Russia's envoy to Budapest has been summoned over negative remarks to Russian media about a 1956 anti-Soviet revolt. Hungary has been marking the 60th anniversary of the brief but bloody uprising.
Hungary said on Tuesday the comments made on Russian state TV about its 1956 revolt against Soviet communist rule were "degrading," as it summoned Moscow's ambassador to the foreign ministry.
The public broadcaster apparently described the armed rebellion as "riots," during which "thousands of former Nazis were liberated from prison."
The Russian state TV channel also insinuated that the US and Western European countries had orchestrated the uprising.
It described the revolt as the first of the "color revolutions," like Ukraine's "Orange Revolution" in 2005.
Strong words for Moscow
"In a meeting, the ministry will make it clear that we will not accept any unfavorable representation of the 1956 revolution and its heroes," said a statement carried by the state news agency MTI.
Although the Russian word for riots, "pogrom," does not carry anti-Semitic overtones, the term has negative connotations in Hungary, where hundreds of thousands of Jews were deported and killed by the Nazis.
The opposition party "Politics Can Be Different" had urged the ministry to complain to the Russian embassy.
Hungary commemorated the revolt's 60th anniversary with a large state ceremony on Sunday.
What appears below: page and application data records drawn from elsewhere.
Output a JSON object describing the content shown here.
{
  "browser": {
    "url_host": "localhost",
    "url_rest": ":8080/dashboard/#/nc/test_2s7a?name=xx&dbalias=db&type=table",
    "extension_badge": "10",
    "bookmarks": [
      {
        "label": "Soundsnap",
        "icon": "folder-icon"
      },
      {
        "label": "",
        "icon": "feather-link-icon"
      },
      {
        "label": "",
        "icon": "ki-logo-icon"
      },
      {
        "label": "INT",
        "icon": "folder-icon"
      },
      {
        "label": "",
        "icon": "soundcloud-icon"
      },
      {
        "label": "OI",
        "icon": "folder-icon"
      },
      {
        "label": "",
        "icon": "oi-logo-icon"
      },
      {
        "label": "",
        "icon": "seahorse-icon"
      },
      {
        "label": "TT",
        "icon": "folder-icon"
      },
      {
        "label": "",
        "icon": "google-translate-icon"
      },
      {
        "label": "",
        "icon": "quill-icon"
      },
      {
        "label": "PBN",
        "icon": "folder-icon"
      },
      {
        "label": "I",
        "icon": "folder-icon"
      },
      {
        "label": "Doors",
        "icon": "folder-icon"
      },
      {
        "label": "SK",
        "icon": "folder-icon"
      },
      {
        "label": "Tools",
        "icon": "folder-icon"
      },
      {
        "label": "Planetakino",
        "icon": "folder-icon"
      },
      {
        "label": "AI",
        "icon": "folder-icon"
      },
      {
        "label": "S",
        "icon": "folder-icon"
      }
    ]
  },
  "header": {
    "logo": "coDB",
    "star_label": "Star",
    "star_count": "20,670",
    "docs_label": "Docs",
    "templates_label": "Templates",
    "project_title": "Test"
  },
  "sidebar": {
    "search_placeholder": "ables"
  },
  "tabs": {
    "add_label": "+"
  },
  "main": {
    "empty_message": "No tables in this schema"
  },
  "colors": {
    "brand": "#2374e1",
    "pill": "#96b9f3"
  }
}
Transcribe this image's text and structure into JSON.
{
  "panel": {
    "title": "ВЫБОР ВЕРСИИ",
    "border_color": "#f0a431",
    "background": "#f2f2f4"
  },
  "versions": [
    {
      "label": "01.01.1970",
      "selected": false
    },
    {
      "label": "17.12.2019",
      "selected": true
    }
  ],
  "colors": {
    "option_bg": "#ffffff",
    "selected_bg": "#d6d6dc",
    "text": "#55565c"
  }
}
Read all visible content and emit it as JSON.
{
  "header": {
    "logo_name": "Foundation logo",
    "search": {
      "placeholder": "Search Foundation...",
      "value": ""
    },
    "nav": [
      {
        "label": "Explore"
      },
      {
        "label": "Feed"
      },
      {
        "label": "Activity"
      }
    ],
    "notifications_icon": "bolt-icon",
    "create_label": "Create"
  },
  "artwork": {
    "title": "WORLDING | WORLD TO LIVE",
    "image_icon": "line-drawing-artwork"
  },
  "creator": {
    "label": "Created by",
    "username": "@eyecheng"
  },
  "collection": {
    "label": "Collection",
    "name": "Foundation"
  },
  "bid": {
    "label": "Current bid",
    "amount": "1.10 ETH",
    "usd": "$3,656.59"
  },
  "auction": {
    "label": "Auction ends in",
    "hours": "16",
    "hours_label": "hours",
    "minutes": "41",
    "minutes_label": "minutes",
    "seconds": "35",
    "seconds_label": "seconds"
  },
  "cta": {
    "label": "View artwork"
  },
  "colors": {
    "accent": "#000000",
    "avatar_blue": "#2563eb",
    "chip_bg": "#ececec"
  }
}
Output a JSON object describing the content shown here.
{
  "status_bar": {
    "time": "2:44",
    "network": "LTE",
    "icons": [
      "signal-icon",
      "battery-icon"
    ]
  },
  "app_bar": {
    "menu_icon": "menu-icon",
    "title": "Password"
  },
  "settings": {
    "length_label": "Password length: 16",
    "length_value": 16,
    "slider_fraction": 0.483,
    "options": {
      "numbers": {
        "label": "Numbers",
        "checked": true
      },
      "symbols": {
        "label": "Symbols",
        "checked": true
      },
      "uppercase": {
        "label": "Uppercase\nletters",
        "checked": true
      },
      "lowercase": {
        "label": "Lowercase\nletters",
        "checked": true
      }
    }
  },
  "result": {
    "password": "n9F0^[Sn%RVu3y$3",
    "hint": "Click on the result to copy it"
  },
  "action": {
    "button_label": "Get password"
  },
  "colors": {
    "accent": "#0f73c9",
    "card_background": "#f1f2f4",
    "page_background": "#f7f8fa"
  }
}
The Hungarian population rose up against Soviet Stalinist rule on October 23, 1956. The rebellion was quickly quashed by Moscow, and the country remained in the Soviet sphere of control until 1990.
mm/gsw (AFP, AP, dpa)